▶ [Required work]
From the entries that follow, list every line in which the string "Excel情报局" appears.

▶ [Source data]

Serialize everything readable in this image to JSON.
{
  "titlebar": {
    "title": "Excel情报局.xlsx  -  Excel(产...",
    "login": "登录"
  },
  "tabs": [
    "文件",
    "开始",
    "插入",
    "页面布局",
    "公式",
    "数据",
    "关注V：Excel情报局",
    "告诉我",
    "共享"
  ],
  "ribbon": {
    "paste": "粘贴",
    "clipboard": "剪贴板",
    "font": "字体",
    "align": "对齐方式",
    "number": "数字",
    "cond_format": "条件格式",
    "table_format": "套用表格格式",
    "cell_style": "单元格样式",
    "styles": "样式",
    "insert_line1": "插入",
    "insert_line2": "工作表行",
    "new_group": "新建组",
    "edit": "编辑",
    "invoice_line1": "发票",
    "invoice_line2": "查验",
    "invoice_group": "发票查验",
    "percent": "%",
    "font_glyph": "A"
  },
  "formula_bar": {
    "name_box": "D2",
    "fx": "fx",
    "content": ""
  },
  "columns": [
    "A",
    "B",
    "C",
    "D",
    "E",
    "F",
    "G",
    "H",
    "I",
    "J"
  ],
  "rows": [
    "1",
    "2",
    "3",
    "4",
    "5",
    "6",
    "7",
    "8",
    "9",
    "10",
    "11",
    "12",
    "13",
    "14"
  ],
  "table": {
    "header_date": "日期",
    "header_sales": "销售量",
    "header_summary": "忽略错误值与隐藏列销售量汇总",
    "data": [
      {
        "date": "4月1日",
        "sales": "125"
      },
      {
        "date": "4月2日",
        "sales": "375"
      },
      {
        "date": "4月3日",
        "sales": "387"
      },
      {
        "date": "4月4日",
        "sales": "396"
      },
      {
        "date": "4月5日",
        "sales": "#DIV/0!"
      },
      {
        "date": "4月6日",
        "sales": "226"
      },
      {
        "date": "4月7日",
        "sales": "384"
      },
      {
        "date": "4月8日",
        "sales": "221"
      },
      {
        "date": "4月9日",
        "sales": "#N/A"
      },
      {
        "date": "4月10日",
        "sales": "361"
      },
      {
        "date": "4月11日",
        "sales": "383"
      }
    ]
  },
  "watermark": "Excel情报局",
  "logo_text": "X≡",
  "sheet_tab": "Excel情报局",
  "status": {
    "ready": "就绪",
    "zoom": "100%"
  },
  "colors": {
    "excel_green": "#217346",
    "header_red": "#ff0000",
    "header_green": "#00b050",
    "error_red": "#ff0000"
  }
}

▶ [Task result]
    "title": "Excel情报局.xlsx  -  Excel(产...",
    "关注V：Excel情报局",
  "watermark": "Excel情报局",
  "sheet_tab": "Excel情报局",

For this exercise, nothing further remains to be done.